## TASK OBJECTIVE
Each entry below should be printed exactly as given.

## Collected data
....................
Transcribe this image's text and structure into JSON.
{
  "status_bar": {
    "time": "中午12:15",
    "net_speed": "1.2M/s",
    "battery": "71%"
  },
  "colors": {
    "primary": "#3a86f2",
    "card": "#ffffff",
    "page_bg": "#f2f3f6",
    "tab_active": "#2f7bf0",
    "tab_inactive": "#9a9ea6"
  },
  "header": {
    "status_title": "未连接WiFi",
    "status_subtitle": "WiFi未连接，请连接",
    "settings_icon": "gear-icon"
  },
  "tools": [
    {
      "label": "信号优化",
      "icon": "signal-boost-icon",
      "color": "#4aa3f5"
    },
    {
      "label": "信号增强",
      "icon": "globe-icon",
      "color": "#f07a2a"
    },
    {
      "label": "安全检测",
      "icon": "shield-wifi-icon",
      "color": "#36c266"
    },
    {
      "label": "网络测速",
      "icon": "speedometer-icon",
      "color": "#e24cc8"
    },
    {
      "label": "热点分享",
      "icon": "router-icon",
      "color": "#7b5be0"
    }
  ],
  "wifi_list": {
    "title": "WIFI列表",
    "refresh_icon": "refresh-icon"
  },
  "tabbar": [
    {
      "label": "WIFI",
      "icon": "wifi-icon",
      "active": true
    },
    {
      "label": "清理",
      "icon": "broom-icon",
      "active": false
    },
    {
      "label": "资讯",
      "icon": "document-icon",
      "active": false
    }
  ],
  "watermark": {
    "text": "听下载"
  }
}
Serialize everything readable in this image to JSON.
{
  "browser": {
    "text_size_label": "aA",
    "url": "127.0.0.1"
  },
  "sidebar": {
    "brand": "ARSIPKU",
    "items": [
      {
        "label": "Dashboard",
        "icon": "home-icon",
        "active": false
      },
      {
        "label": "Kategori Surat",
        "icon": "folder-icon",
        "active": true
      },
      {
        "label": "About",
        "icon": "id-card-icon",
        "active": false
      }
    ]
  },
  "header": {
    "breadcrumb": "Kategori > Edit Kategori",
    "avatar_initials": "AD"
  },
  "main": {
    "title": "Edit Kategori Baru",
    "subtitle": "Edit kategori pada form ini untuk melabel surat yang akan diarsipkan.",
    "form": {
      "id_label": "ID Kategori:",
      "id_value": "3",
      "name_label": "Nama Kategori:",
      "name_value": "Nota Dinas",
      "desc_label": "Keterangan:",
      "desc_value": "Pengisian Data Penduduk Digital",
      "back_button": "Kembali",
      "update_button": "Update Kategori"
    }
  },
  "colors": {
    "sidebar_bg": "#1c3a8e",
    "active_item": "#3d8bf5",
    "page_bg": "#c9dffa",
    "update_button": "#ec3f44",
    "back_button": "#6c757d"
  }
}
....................
## OUTPUT OF THE EXERCISE
Transcribe this image's text and structure into JSON.
{
  "status_bar": {
    "time": "中午12:15",
    "net_speed": "1.2M/s",
    "battery": "71%"
  },
  "colors": {
    "primary": "#3a86f2",
    "card": "#ffffff",
    "page_bg": "#f2f3f6",
    "tab_active": "#2f7bf0",
    "tab_inactive": "#9a9ea6"
  },
  "header": {
    "status_title": "未连接WiFi",
    "status_subtitle": "WiFi未连接，请连接",
    "settings_icon": "gear-icon"
  },
  "tools": [
    {
      "label": "信号优化",
      "icon": "signal-boost-icon",
      "color": "#4aa3f5"
    },
    {
      "label": "信号增强",
      "icon": "globe-icon",
      "color": "#f07a2a"
    },
    {
      "label": "安全检测",
      "icon": "shield-wifi-icon",
      "color": "#36c266"
    },
    {
      "label": "网络测速",
      "icon": "speedometer-icon",
      "color": "#e24cc8"
    },
    {
      "label": "热点分享",
      "icon": "router-icon",
      "color": "#7b5be0"
    }
  ],
  "wifi_list": {
    "title": "WIFI列表",
    "refresh_icon": "refresh-icon"
  },
  "tabbar": [
    {
      "label": "WIFI",
      "icon": "wifi-icon",
      "active": true
    },
    {
      "label": "清理",
      "icon": "broom-icon",
      "active": false
    },
    {
      "label": "资讯",
      "icon": "document-icon",
      "active": false
    }
  ],
  "watermark": {
    "text": "听下载"
  }
}
Serialize everything readable in this image to JSON.
{
  "browser": {
    "text_size_label": "aA",
    "url": "127.0.0.1"
  },
  "sidebar": {
    "brand": "ARSIPKU",
    "items": [
      {
        "label": "Dashboard",
        "icon": "home-icon",
        "active": false
      },
      {
        "label": "Kategori Surat",
        "icon": "folder-icon",
        "active": true
      },
      {
        "label": "About",
        "icon": "id-card-icon",
        "active": false
      }
    ]
  },
  "header": {
    "breadcrumb": "Kategori > Edit Kategori",
    "avatar_initials": "AD"
  },
  "main": {
    "title": "Edit Kategori Baru",
    "subtitle": "Edit kategori pada form ini untuk melabel surat yang akan diarsipkan.",
    "form": {
      "id_label": "ID Kategori:",
      "id_value": "3",
      "name_label": "Nama Kategori:",
      "name_value": "Nota Dinas",
      "desc_label": "Keterangan:",
      "desc_value": "Pengisian Data Penduduk Digital",
      "back_button": "Kembali",
      "update_button": "Update Kategori"
    }
  },
  "colors": {
    "sidebar_bg": "#1c3a8e",
    "active_item": "#3d8bf5",
    "page_bg": "#c9dffa",
    "update_button": "#ec3f44",
    "back_button": "#6c757d"
  }
}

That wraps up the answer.